Orlando today met children during a visit to a refugee and migrant reception centre near Gevgelija in the former Yugoslav Republic of Macedonia, at the border with Greece. He listened to stories of their perilous journeys, their concerns and hopes for the future. Many of them have escaped violence in Syria, Afghanistan and Iraq.
"These children have travelled through one of the deadliest refugee and migrant routes in the world. I talked to children who endured terrifying journeys, often in extreme weather conditions and for many, walking in the only shoes and clothes they have. They are being shuttled from one authority to another, crossing numerous borders, uncertain of the risks ahead. If they arrive safely at their final destination, they still fear an uncertain future. We need to protect and support them," Bloom said.
Tarek, 17, from Syria was among the many children and young people Orlando met. He spoke about the terror of the boat trip from Turkey to Greece and about the pain of leaving his entire family in Damascus. Like many unaccompanied minors on the move in Europe, he is traveling with another Syrian family he met after saving their ten year old daughter Yaraman from drowning during the perilous journey.

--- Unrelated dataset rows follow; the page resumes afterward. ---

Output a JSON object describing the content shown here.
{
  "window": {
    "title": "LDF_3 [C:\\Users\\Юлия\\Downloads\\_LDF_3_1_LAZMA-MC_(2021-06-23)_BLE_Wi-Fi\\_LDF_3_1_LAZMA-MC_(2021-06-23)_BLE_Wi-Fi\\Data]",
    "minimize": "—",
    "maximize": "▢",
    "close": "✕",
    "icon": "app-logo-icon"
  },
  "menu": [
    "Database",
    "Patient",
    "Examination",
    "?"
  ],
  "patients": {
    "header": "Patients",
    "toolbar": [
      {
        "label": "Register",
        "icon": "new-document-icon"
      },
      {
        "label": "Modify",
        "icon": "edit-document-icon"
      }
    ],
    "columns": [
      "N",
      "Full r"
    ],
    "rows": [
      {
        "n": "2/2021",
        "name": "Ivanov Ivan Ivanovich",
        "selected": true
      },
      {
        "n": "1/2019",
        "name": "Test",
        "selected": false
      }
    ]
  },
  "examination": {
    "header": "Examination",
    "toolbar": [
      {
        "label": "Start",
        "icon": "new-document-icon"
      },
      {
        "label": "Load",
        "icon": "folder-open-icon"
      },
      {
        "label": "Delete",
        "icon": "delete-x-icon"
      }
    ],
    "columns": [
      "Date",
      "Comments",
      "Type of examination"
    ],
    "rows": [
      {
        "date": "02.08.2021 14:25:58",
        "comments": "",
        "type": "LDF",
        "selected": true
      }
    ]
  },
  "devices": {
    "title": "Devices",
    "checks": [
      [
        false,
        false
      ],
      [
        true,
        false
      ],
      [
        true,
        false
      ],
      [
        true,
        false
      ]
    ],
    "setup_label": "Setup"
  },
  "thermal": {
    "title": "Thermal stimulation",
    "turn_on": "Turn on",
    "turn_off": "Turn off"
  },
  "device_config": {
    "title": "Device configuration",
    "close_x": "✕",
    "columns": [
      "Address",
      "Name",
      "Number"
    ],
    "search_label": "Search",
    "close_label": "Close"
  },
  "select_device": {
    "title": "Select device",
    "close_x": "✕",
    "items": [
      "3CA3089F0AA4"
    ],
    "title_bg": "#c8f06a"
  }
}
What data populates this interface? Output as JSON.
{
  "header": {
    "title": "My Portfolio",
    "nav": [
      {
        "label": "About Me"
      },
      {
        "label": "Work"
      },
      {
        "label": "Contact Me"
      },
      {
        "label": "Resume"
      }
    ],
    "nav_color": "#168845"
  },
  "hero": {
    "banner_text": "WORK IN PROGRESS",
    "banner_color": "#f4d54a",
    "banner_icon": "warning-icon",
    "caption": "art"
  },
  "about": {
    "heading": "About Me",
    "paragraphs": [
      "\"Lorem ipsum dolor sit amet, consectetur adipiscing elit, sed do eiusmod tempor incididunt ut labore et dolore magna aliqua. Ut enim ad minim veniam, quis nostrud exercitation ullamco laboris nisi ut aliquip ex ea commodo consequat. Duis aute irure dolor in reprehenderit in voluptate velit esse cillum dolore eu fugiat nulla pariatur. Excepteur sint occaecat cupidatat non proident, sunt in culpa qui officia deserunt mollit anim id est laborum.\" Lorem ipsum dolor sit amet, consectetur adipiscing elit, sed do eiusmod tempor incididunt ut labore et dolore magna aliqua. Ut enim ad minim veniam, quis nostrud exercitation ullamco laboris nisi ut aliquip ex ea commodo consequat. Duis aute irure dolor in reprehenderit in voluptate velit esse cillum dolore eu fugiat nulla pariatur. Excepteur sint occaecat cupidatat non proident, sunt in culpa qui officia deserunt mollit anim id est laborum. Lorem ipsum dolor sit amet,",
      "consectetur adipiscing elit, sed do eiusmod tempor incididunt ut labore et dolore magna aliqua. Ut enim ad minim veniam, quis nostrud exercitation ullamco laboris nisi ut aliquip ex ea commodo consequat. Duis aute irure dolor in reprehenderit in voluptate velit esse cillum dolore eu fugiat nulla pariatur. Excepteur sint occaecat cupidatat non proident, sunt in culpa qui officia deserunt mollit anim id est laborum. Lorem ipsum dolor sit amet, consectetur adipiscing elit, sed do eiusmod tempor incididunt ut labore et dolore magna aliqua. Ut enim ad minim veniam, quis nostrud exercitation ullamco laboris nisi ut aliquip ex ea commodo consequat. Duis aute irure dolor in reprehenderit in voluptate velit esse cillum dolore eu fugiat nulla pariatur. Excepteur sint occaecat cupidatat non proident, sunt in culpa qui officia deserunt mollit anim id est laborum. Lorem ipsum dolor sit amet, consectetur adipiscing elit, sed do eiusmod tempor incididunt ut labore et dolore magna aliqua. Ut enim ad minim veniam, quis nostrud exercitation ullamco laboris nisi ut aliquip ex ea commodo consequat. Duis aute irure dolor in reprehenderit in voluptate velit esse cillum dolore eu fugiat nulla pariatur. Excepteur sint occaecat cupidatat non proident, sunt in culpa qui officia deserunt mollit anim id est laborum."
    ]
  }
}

While Tarek praised the humanity of the support staff at the child friendly space to Bloom, he also expressed his deep distress and despair of not knowing what the future holds for him.
“Europe is facing one of its greatest crises in recent times as people are fleeing the areas of conflicts which are left unresolved. We must provide services in countries where children are on the move, and in countries of origin and destination, for play, healthcare and protection. We must put children’s best interests at the heart of our action and ensure families are kept together throughout their journey. We cannot fail these children,” said Rajae Msefer Berrada, Deputy Representative for UNICEF in the former Yugoslav Republic of Macedonia.
Earlier scenes of chaos at the border have now greatly improved. However, a large number of people, including children and women, are not being registered at the border. This raises concerns that those who need help may not have access to the services that they need. At the reception centre near Gevgelija, children now have access to a safe place to rest, play and receive food and water, warm clothes, sanitation and the hygiene and protection services that they need through UNICEF-supported services.
Nearly 100,000 people – with one third women and children – have been registered at the border at Gevgelija since June this year. As the crisis continues to grow, UNICEF estimates that as many as 320,000 women and children fleeing to Europe could be in need to assistance over the next six months.